Major challenges to the current childhood obesity epidemic include availability of prevention and/or treatment programs that are affordable and acc5essible. We evaluated the change in several modifiable, obesity-related cardiovascular disease risk factors after participation in Fit2Play™, a structured afterschool program housed in a large urban county parks system. Children ages 6–14 who participated in Fit2Play™ in one of 34 parks for one school year during a five-year period (2010–2015) had height, weight, 4-site skinfold thicknesses, systolic/diastolic blood pressure (SBP/DBP), fitness tests, and a health/wellness behavior/knowledge test collected at the beginning and end of the school year. Comparison of pre/post outcome measures were assessed via general linear mixed models for normal weight, overweight, and obese participants and both aggregate and cohort/year-specific results were generated.

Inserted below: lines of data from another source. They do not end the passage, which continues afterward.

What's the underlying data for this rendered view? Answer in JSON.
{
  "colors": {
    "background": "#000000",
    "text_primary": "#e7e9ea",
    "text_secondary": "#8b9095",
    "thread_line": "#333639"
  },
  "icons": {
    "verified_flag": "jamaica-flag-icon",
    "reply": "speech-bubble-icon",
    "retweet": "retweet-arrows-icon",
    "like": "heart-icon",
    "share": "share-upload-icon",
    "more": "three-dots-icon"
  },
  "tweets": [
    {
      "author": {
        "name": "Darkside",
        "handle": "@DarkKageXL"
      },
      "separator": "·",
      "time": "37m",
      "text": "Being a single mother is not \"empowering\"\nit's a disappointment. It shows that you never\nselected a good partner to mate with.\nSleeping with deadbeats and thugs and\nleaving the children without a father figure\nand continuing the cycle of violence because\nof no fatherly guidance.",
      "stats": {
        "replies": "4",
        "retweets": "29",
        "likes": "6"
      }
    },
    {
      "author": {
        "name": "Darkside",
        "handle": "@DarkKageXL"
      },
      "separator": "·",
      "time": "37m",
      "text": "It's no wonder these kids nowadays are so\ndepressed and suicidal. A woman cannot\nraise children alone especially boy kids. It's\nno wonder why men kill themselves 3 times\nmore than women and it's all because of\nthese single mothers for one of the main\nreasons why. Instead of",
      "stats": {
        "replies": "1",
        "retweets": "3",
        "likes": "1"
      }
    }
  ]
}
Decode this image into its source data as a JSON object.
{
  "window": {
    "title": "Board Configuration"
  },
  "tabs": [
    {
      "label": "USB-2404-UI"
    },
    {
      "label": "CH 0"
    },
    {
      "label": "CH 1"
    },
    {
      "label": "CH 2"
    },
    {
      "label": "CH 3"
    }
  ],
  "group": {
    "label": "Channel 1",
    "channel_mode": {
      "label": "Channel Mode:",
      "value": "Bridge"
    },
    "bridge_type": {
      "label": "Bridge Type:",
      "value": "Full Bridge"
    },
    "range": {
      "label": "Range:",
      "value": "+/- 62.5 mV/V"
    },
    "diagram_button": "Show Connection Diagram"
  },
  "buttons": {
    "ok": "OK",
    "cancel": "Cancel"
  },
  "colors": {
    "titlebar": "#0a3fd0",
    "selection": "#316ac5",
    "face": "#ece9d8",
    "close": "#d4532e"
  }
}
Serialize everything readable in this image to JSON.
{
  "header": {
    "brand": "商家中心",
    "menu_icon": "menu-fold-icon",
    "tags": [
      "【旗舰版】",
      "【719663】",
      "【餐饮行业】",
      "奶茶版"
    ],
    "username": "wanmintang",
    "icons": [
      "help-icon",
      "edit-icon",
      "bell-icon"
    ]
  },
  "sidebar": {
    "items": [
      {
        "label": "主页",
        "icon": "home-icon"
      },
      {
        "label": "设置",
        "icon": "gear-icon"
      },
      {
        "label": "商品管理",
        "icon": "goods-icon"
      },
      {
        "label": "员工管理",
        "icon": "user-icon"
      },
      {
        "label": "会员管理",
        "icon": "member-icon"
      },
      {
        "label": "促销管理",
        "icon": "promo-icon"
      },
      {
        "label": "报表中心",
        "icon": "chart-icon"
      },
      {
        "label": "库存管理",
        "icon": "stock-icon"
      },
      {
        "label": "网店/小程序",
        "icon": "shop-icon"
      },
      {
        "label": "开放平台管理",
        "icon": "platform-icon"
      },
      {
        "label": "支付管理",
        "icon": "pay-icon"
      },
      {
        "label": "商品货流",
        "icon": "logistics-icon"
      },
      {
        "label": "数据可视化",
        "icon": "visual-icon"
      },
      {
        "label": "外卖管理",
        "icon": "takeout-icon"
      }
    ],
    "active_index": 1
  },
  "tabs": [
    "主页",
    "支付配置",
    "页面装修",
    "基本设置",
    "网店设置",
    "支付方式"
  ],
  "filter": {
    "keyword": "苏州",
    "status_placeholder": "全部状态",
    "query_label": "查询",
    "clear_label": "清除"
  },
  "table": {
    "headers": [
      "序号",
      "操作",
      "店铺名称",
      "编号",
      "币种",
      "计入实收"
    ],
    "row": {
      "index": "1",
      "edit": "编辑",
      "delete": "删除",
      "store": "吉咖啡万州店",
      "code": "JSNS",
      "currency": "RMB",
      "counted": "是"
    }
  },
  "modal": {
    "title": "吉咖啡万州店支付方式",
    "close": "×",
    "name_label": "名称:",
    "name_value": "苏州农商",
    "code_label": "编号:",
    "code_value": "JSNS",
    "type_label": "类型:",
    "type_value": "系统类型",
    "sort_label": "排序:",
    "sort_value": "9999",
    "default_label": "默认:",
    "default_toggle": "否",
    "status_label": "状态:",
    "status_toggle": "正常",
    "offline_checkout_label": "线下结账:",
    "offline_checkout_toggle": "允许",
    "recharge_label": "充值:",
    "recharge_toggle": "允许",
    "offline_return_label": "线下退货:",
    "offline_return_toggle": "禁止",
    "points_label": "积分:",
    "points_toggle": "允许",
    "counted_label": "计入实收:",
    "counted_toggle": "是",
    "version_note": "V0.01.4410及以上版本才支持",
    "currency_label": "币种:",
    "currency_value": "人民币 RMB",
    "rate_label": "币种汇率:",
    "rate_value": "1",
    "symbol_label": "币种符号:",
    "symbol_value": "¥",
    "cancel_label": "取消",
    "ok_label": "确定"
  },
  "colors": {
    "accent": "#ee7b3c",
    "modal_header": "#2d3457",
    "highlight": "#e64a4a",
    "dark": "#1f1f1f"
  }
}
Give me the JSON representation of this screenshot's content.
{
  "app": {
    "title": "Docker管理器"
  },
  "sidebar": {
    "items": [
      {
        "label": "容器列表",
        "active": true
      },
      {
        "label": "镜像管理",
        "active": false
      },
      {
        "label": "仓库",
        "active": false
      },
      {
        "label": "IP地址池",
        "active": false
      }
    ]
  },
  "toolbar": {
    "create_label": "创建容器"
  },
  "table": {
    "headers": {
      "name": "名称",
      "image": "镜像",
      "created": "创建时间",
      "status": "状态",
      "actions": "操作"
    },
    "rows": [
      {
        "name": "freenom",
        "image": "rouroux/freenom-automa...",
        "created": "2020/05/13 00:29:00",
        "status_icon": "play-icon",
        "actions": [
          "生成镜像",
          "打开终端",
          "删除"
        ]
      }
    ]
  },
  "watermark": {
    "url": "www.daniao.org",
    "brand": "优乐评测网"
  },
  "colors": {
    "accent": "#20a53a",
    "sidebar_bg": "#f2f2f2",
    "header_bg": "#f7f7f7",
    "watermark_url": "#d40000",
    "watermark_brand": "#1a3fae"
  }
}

Aggregate (N = 1546, 51% Hispanic, 44% NHB) results showed after one year of participation (U.S. Department of Health and Human Services, 2016) both the obese and overweight groups significantly decreased their mean body mass index (BMI) percentile (98th to 95th percentile, p < 0.001; 91st percentile to 89th percentile, p < 0.001, respectively); (Ogden et al. 2015) the normal weight group maintained a healthy BMI percentile (54.6th); (Ogden et al., 2014) mean SBP and DBP significantly decreased (3.6 percentile and 6 percentile points, respectively, p < 0.001 for both). Mean number of sit-ups, push-ups, 400 meter run time, and nutrition knowledge scores improved in all participants (p < 0.001 for all). These findings suggest that parks-based afterschool health/wellness programs can be a low-cost, high value tool in both preventing and treating the current childhood obesity epidemic and among high-risk groups in particular.
ASJC Scopus subject areas
- Public Health, Environmental and Occupational Health